Website and app data records
--- START ---
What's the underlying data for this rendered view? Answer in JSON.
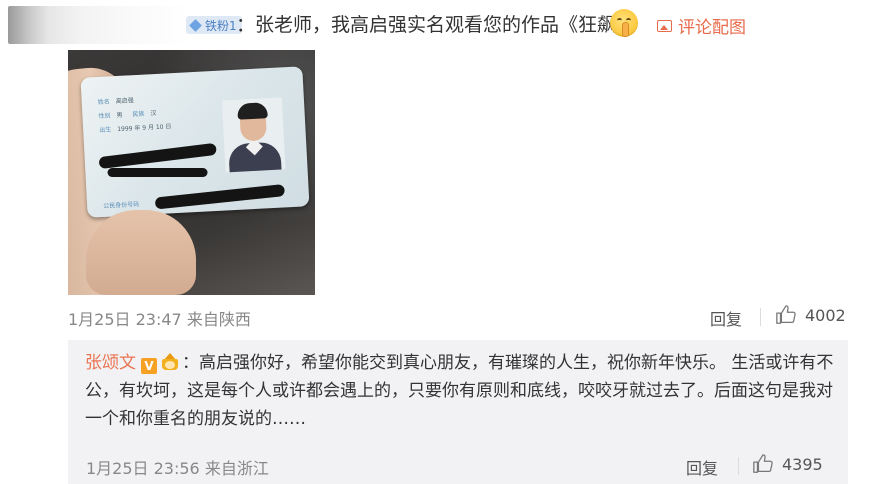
{
  "comment": {
    "fan_badge": "铁粉1",
    "text": "：张老师，我高启强实名观看您的作品《狂飙》",
    "emoji_icon": "shushing-face-icon",
    "pic_link_label": "评论配图",
    "pic_link_icon": "image-icon"
  },
  "photo": {
    "description_icon": "id-card-photo",
    "card": {
      "name_label": "姓名",
      "name_value": "高启强",
      "sex_label": "性别",
      "sex_value": "男",
      "ethnic_label": "民族",
      "ethnic_value": "汉",
      "birth_label": "出生",
      "birth_value": "1999 年 9 月 10 日",
      "id_label": "公民身份号码"
    }
  },
  "comment_meta": {
    "time_location": "1月25日 23:47 来自陕西",
    "reply_label": "回复",
    "like_icon": "thumbs-up-icon",
    "like_count": "4002"
  },
  "reply": {
    "author": "张颂文",
    "verified_badge": "V",
    "fan_icon": "crown-fan-badge-icon",
    "text": "：高启强你好，希望你能交到真心朋友，有璀璨的人生，祝你新年快乐。 生活或许有不公，有坎坷，这是每个人或许都会遇上的，只要你有原则和底线，咬咬牙就过去了。后面这句是我对一个和你重名的朋友说的……",
    "time_location": "1月25日 23:56 来自浙江",
    "reply_label": "回复",
    "like_icon": "thumbs-up-icon",
    "like_count": "4395"
  },
  "colors": {
    "accent": "#eb7350",
    "meta_text": "#888888",
    "reply_bg": "#f2f2f5",
    "fan_badge_bg": "#dfe9f6"
  }
}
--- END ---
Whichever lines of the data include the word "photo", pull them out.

**Result**
  "photo": {
    "description_icon": "id-card-photo",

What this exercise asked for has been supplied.